SCH Student Looks to Address Addiction in the Criminal Justice System
For some SCH students, education doesn’t stop in June! Finn Seifert, a junior this fall, spent three weeks this summer at the University of Pennsylvania attending an introductory program to law.
Seifert says it all began with his interest in the criminal justice system and its relationship to addiction. “As I learned more about these two topics, I became aware of how intertwined they were. There was a fairly recent documentary called 13th by Ava DuVernay that showed the racial injustices in the criminal justice system that got me very interested and passionate about changing the system.”
Seifert’s interests soon grew into a project within the Center for Entrepreneurial Leadership (CEL) program at SCH where he is researching a plan to transform the way our prison system treats addiction. After being recommended to the summer program at Penn Law by Ed Glassman, Director of the CEL, Seifert applied, interviewed, and was one of two students awarded The Steele Entrepreneurship Fund—a prestigious grant provided by Margaret Steele to cover expenses for a summer entrepreneurship course, camp, or unpaid internship.
“I am incredibly thankful to Mrs. Steele for giving me this opportunity!” Seifert says. “My favorite part was seeing how law school would really be if I decide to go. We did a moot court exercise in which we presented and argued cases in front of judges, and engaged in litigation that was designed to show what a hearing would be like at the appellate court level. This was very fun as I learned more about crafting an argument and thinking on my feet when judges would ask questions.”
With several field trips to real court cases, national museums, and the state department under his belt, Seifert is excited to return to his project and develop a plan that tackles the injustices head on.
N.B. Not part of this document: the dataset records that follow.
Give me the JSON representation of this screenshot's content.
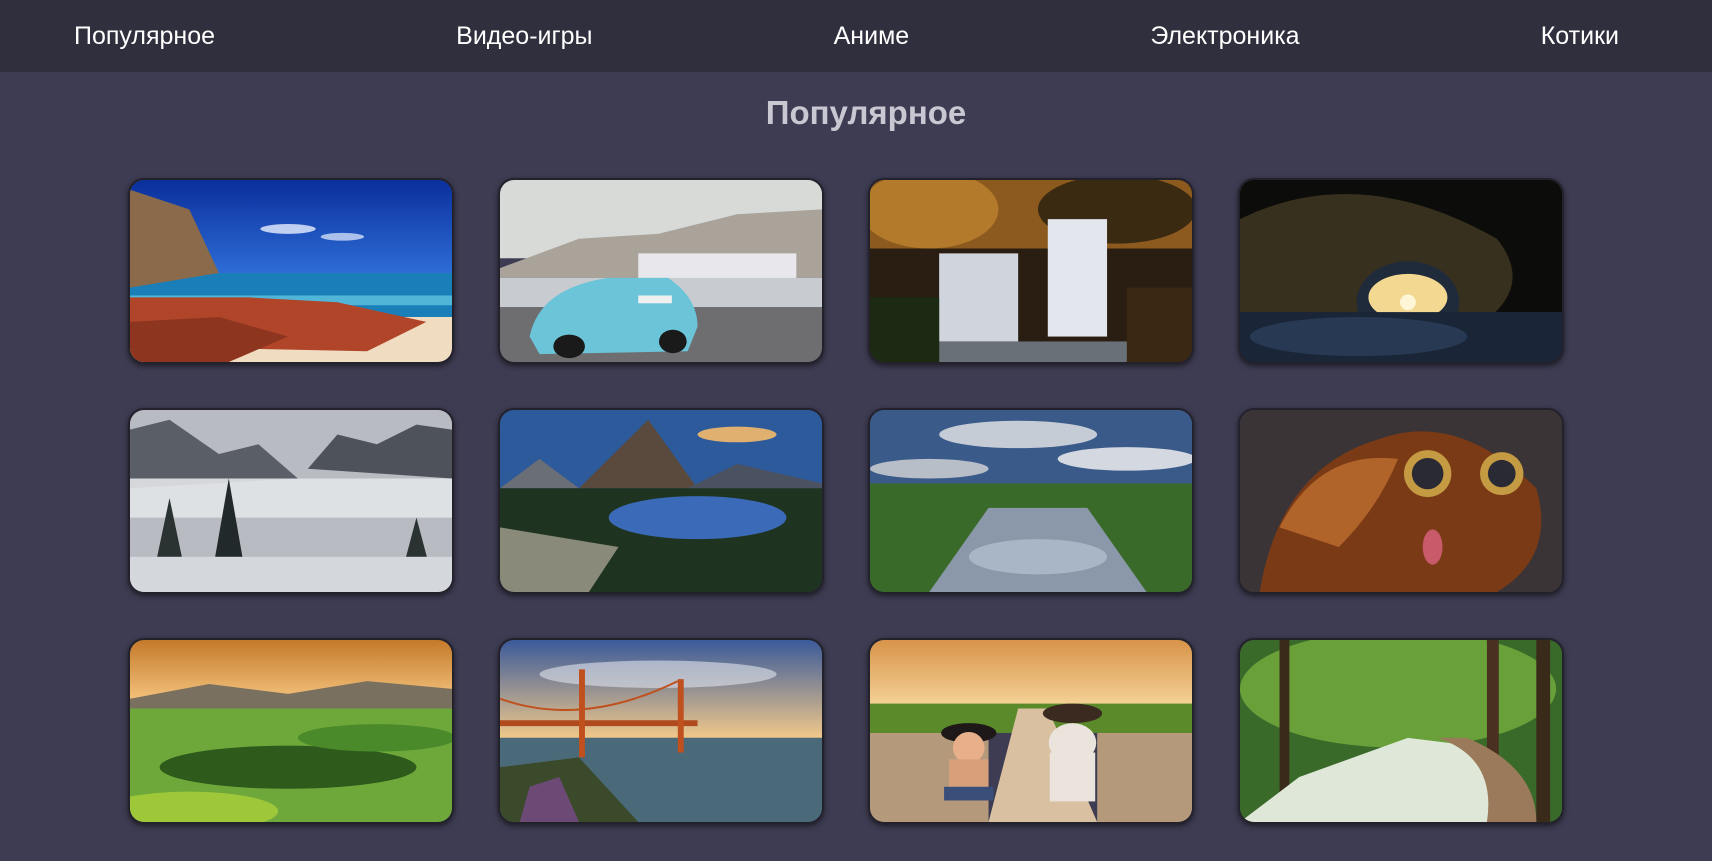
{
  "nav": {
    "items": [
      {
        "label": "Популярное"
      },
      {
        "label": "Видео-игры"
      },
      {
        "label": "Аниме"
      },
      {
        "label": "Электроника"
      },
      {
        "label": "Котики"
      }
    ]
  },
  "main": {
    "title": "Популярное"
  },
  "gallery": {
    "images": [
      {
        "subject": "beach-with-red-rocks"
      },
      {
        "subject": "blue-sports-car-marina"
      },
      {
        "subject": "forest-waterfall"
      },
      {
        "subject": "surfer-in-wave-tunnel"
      },
      {
        "subject": "snowy-misty-mountains"
      },
      {
        "subject": "mountain-lake"
      },
      {
        "subject": "river-under-cloudy-sky"
      },
      {
        "subject": "dog-in-sunglasses"
      },
      {
        "subject": "green-hills-sunset"
      },
      {
        "subject": "golden-gate-bridge"
      },
      {
        "subject": "baby-and-bulldog-in-cowboy-hats"
      },
      {
        "subject": "forest-path"
      }
    ]
  },
  "colors": {
    "background": "#3e3c52",
    "nav_background": "#302f3d",
    "nav_text": "#ffffff",
    "title_text": "#c9c8d2"
  }
}
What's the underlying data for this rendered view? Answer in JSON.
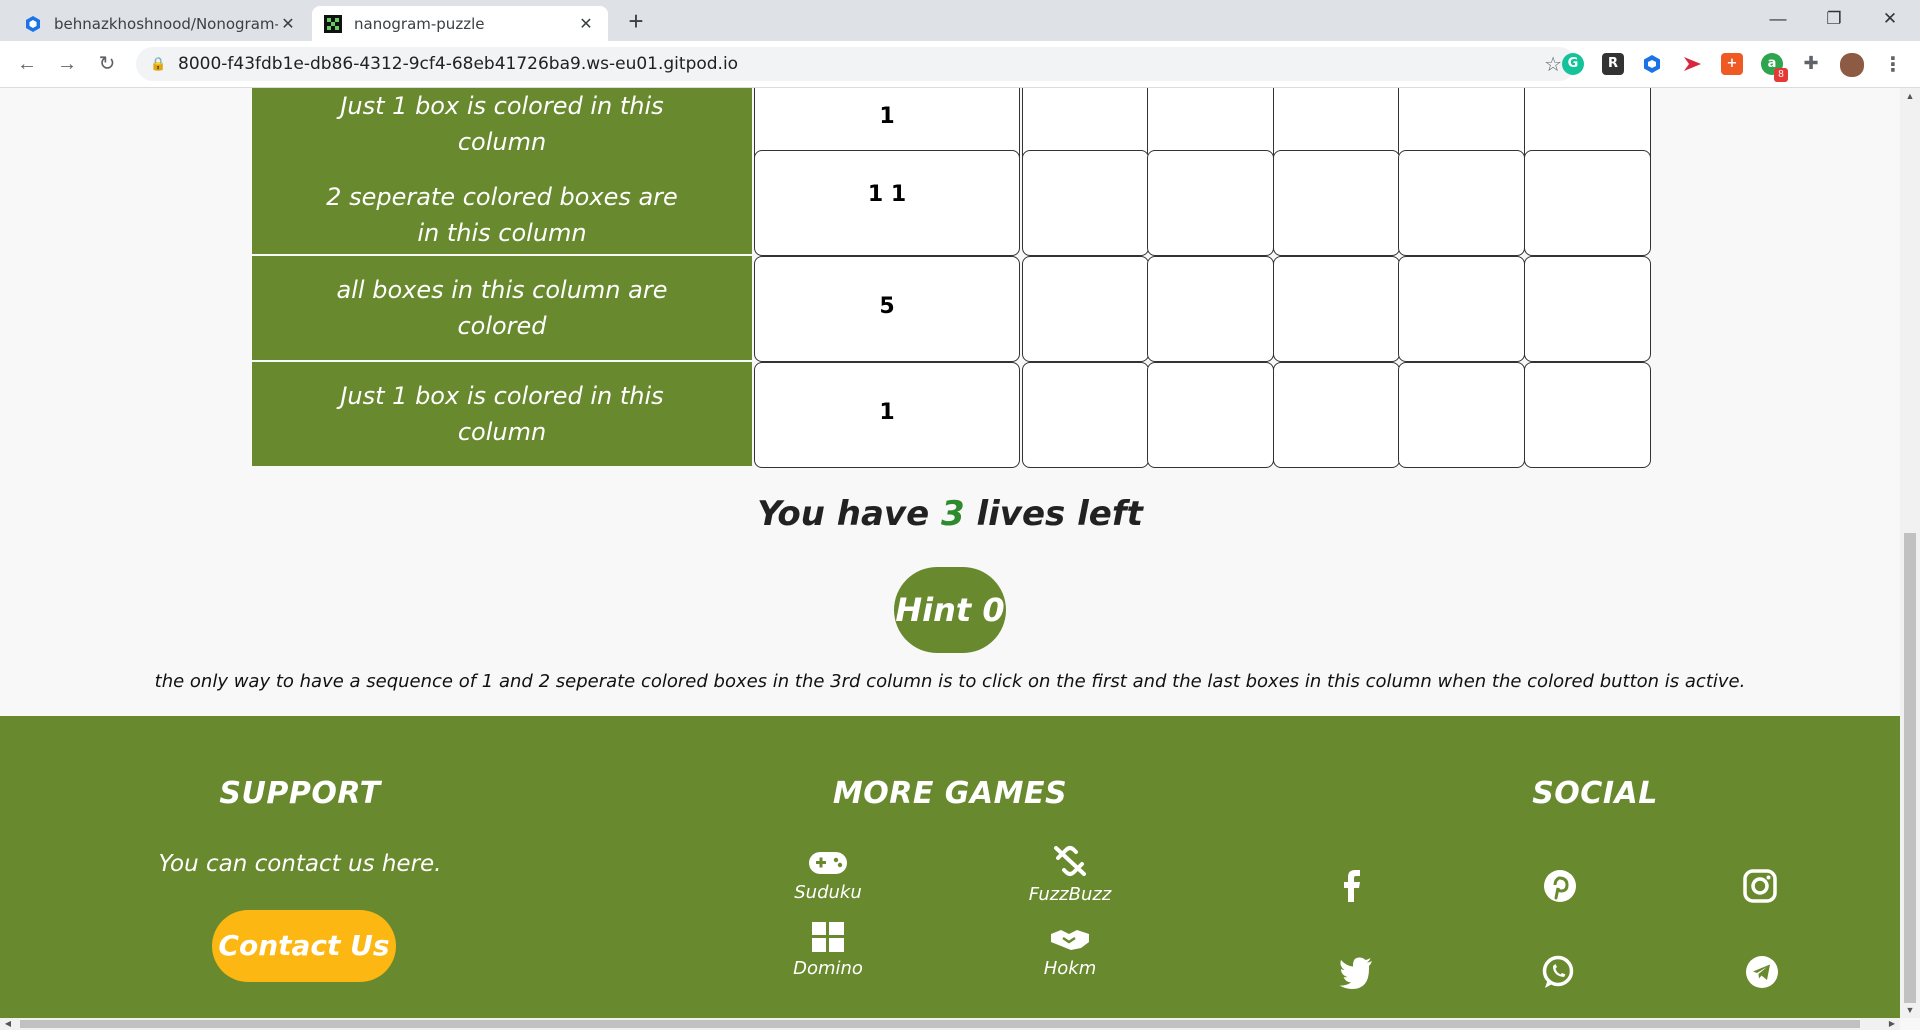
{
  "browser": {
    "tabs": [
      {
        "title": "behnazkhoshnood/Nonogram-p",
        "active": false
      },
      {
        "title": "nanogram-puzzle",
        "active": true
      }
    ],
    "url": "8000-f43fdb1e-db86-4312-9cf4-68eb41726ba9.ws-eu01.gitpod.io",
    "extension_badge": "8"
  },
  "puzzle": {
    "rows": [
      {
        "hint": "Just 1 box is colored in this column",
        "clue": "1"
      },
      {
        "hint": "2 seperate colored boxes are in this column",
        "clue": "1 1"
      },
      {
        "hint": "all boxes in this column are colored",
        "clue": "5"
      },
      {
        "hint": "Just 1 box is colored in this column",
        "clue": "1"
      }
    ],
    "lives_prefix": "You have",
    "lives_count": "3",
    "lives_suffix": "lives left",
    "hint_button": "Hint 0",
    "hint_text": "the only way to have a sequence of 1 and 2 seperate colored boxes in the 3rd column is to click on the first and the last boxes in this column when the colored button is active."
  },
  "footer": {
    "support": {
      "heading": "SUPPORT",
      "text": "You can contact us here.",
      "button": "Contact Us"
    },
    "more_games": {
      "heading": "MORE GAMES",
      "games": [
        {
          "label": "Suduku",
          "icon": "gamepad-icon"
        },
        {
          "label": "FuzzBuzz",
          "icon": "broken-link-icon"
        },
        {
          "label": "Domino",
          "icon": "grid-icon"
        },
        {
          "label": "Hokm",
          "icon": "handshake-icon"
        }
      ]
    },
    "social": {
      "heading": "SOCIAL",
      "icons": [
        "facebook-icon",
        "pinterest-icon",
        "instagram-icon",
        "twitter-icon",
        "whatsapp-icon",
        "telegram-icon"
      ]
    }
  },
  "colors": {
    "green": "#68892d",
    "yellow": "#fcb713",
    "lives_green": "#2d8a2d"
  }
}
“I learned an incredible amount at Penn Law! I am excited to apply my basic understanding of the United States Legal System and figure out how a plan to transform the criminal justice system could work effectively.”